◆ To do
Scan the entries below and extract each line with the word "number" in it.

□ □ □ □ □ □ □

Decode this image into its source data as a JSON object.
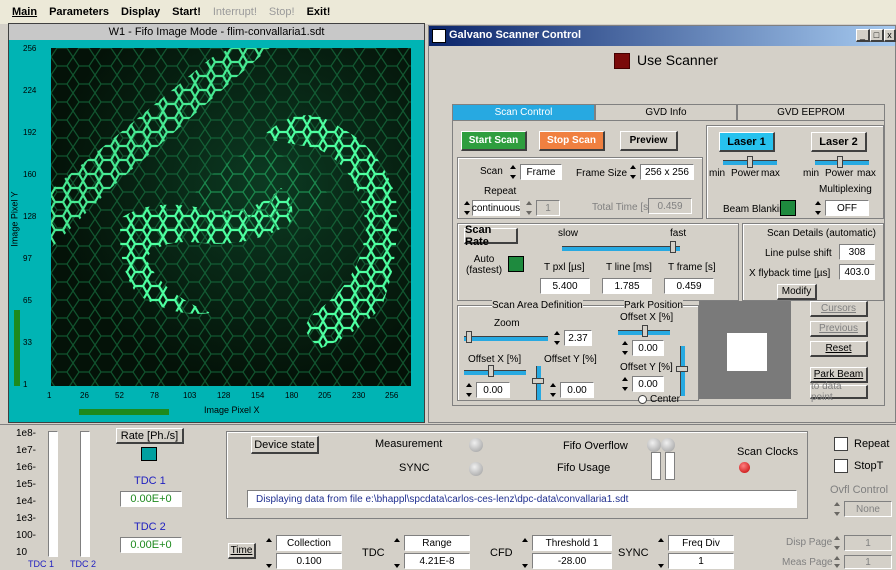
{
  "menu": {
    "items": [
      "Main",
      "Parameters",
      "Display",
      "Start!",
      "Interrupt!",
      "Stop!",
      "Exit!"
    ],
    "disabled": [
      false,
      false,
      false,
      false,
      true,
      true,
      false
    ]
  },
  "image_window": {
    "title": "W1 -  Fifo Image Mode - flim-convallaria1.sdt",
    "y_axis_label": "Image Pixel Y",
    "x_axis_label": "Image Pixel X",
    "y_ticks": [
      "256",
      "224",
      "192",
      "160",
      "128",
      "97",
      "65",
      "33",
      "1"
    ],
    "x_ticks": [
      "1",
      "26",
      "52",
      "78",
      "103",
      "128",
      "154",
      "180",
      "205",
      "230",
      "256"
    ]
  },
  "scanner_window": {
    "title": "Galvano Scanner Control",
    "use_scanner": "Use Scanner",
    "tabs": [
      "Scan Control",
      "GVD Info",
      "GVD EEPROM"
    ],
    "start_scan": "Start Scan",
    "stop_scan": "Stop Scan",
    "preview": "Preview",
    "scan_label": "Scan",
    "scan_mode": "Frame",
    "frame_size_label": "Frame Size",
    "frame_size": "256 x 256",
    "repeat_label": "Repeat",
    "repeat_mode": "continuous",
    "repeat_count": "1",
    "total_time_label": "Total Time [s]",
    "total_time": "0.459",
    "laser1": "Laser 1",
    "laser2": "Laser 2",
    "power_min": "min",
    "power_label": "Power",
    "power_max": "max",
    "multiplexing_label": "Multiplexing",
    "multiplexing": "OFF",
    "beam_blanking": "Beam Blanking",
    "scan_rate": "Scan Rate",
    "slow": "slow",
    "fast": "fast",
    "auto_label": "Auto\n(fastest)",
    "tpxl_label": "T pxl [µs]",
    "tline_label": "T line [ms]",
    "tframe_label": "T frame [s]",
    "tpxl": "5.400",
    "tline": "1.785",
    "tframe": "0.459",
    "scan_details_title": "Scan Details (automatic)",
    "line_pulse_shift_label": "Line pulse shift",
    "line_pulse_shift": "308",
    "xflyback_label": "X flyback time [µs]",
    "xflyback": "403.0",
    "modify": "Modify",
    "scan_area_title": "Scan Area Definition",
    "zoom_label": "Zoom",
    "zoom": "2.37",
    "offset_x_label": "Offset X [%]",
    "offset_y_label": "Offset Y [%]",
    "offset_x": "0.00",
    "offset_y": "0.00",
    "park_position_title": "Park Position",
    "park_offset_x_label": "Offset X [%]",
    "park_offset_x": "0.00",
    "park_offset_y_label": "Offset Y [%]",
    "park_offset_y": "0.00",
    "center_label": "Center",
    "cursors": "Cursors",
    "previous": "Previous",
    "reset": "Reset",
    "park_beam": "Park Beam",
    "to_data_point": "to data point"
  },
  "bottom": {
    "rate_ticks": [
      "1e8-",
      "1e7-",
      "1e6-",
      "1e5-",
      "1e4-",
      "1e3-",
      "100-",
      "10"
    ],
    "tdc1_label": "TDC 1",
    "tdc2_label": "TDC 2",
    "rate_label": "Rate [Ph./s]",
    "tdc1_value": "0.00E+0",
    "tdc2_value": "0.00E+0",
    "device_state": "Device state",
    "measurement": "Measurement",
    "sync": "SYNC",
    "fifo_overflow": "Fifo Overflow",
    "fifo_usage": "Fifo Usage",
    "scan_clocks": "Scan Clocks",
    "status_message": "Displaying data from file e:\\bhappl\\spcdata\\carlos-ces-lenz\\dpc-data\\convallaria1.sdt",
    "repeat": "Repeat",
    "stopt": "StopT",
    "ovfl_control_label": "Ovfl Control",
    "ovfl_control": "None",
    "time_label": "Time",
    "collection_label": "Collection",
    "collection_value": "0.100",
    "tdc_label": "TDC",
    "range_label": "Range",
    "range_value": "4.21E-8",
    "cfd_label": "CFD",
    "threshold_label": "Threshold 1",
    "threshold_value": "-28.00",
    "sync_label": "SYNC",
    "freq_div_label": "Freq Div",
    "freq_div_value": "1",
    "disp_page_label": "Disp Page",
    "disp_page": "1",
    "meas_page_label": "Meas Page",
    "meas_page": "1"
  }
}
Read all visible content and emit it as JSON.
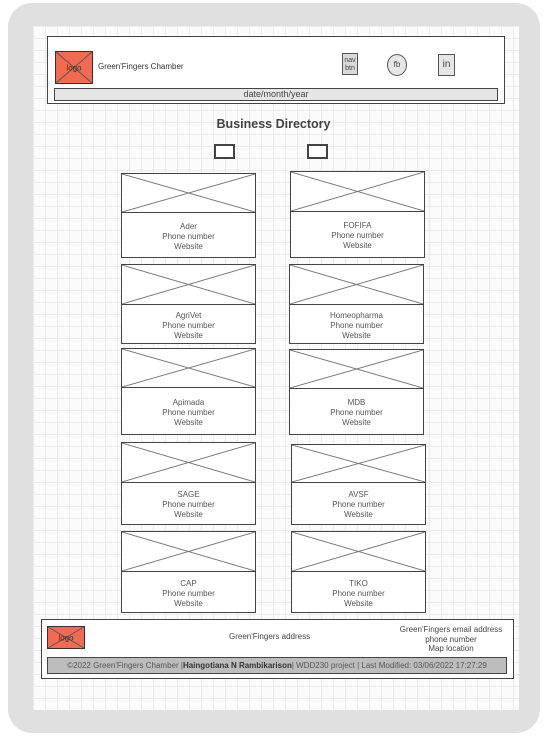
{
  "header": {
    "logo_label": "logo",
    "brand_name": "Green'Fingers Chamber",
    "nav_button": "nav btn",
    "fb_button": "fb",
    "in_button": "in",
    "date_text": "date/month/year"
  },
  "main": {
    "title": "Business Directory",
    "card_phone": "Phone number",
    "card_website": "Website",
    "cards": [
      {
        "name": "Ader"
      },
      {
        "name": "FOFIFA"
      },
      {
        "name": "AgriVet"
      },
      {
        "name": "Homeopharma"
      },
      {
        "name": "Apimada"
      },
      {
        "name": "MDB"
      },
      {
        "name": "SAGE"
      },
      {
        "name": "AVSF"
      },
      {
        "name": "CAP"
      },
      {
        "name": "TIKO"
      }
    ]
  },
  "footer": {
    "logo_label": "logo",
    "address": "Green'Fingers address",
    "email": "Green'Fingers email address",
    "phone": "phone number",
    "map": "Map location",
    "copyright_prefix": "©2022 Green'Fingers Chamber |",
    "author": "Haingotiana N Rambikarison",
    "copyright_suffix": "| WDD230 project | Last Modified: 03/06/2022 17:27:29"
  }
}
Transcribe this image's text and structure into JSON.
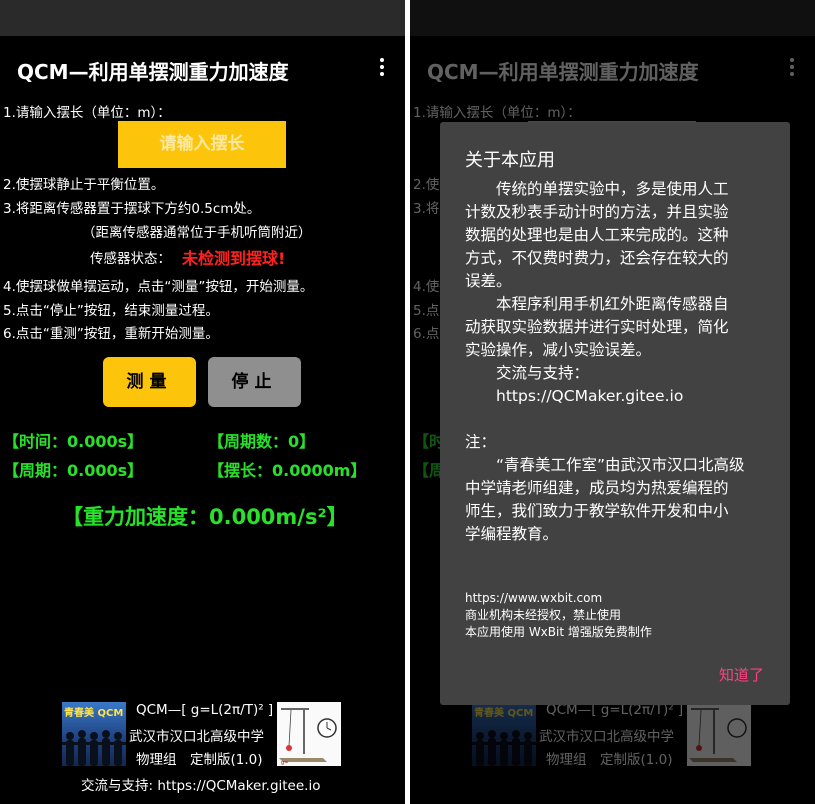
{
  "app": {
    "title": "QCM—利用单摆测重力加速度"
  },
  "steps": {
    "step1": "1.请输入摆长（单位：m）：",
    "input_placeholder": "请输入摆长",
    "step2": "2.使摆球静止于平衡位置。",
    "step3": "3.将距离传感器置于摆球下方约0.5cm处。",
    "step3_note": "（距离传感器通常位于手机听筒附近）",
    "sensor_label": "传感器状态：",
    "sensor_value": "未检测到摆球!",
    "step4": "4.使摆球做单摆运动，点击“测量”按钮，开始测量。",
    "step5": "5.点击“停止”按钮，结束测量过程。",
    "step6": "6.点击“重测”按钮，重新开始测量。"
  },
  "buttons": {
    "measure": "测量",
    "stop": "停止"
  },
  "readings": {
    "time": "【时间：0.000s】",
    "cycles": "【周期数：0】",
    "period": "【周期：0.000s】",
    "length": "【摆长：0.0000m】",
    "gravity": "【重力加速度：0.000m/s²】"
  },
  "footer": {
    "logo_text": "青春美 QCM",
    "formula": "QCM—[ g=L(2π/T)² ]",
    "school": "武汉市汉口北高级中学",
    "group": "物理组　定制版(1.0)",
    "support": "交流与支持: https://QCMaker.gitee.io"
  },
  "dialog": {
    "title": "关于本应用",
    "body_lines": [
      "　　传统的单摆实验中，多是使用人工",
      "计数及秒表手动计时的方法，并且实验",
      "数据的处理也是由人工来完成的。这种",
      "方式，不仅费时费力，还会存在较大的",
      "误差。",
      "　　本程序利用手机红外距离传感器自",
      "动获取实验数据并进行实时处理，简化",
      "实验操作，减小实验误差。",
      "　　交流与支持：",
      "　　https://QCMaker.gitee.io",
      "",
      "注：",
      "　　“青春美工作室”由武汉市汉口北高级",
      "中学靖老师组建，成员均为热爱编程的",
      "师生，我们致力于教学软件开发和中小",
      "学编程教育。"
    ],
    "small_lines": [
      "https://www.wxbit.com",
      "商业机构未经授权，禁止使用",
      "本应用使用 WxBit 增强版免费制作"
    ],
    "ok": "知道了"
  },
  "colors": {
    "accent_yellow": "#fcc40b",
    "status_red": "#ff2020",
    "reading_green": "#28e22a",
    "dialog_bg": "#424242",
    "dialog_ok": "#ff4081"
  }
}
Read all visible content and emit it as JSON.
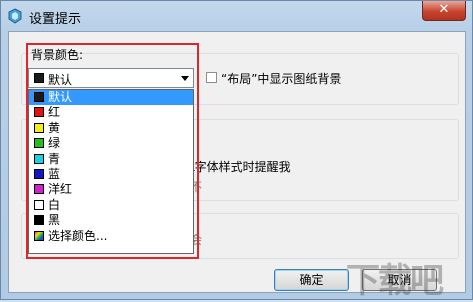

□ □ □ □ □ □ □

◆ Reply to the exercise
    "card_phone": "Phone number",
    "phone": "phone number",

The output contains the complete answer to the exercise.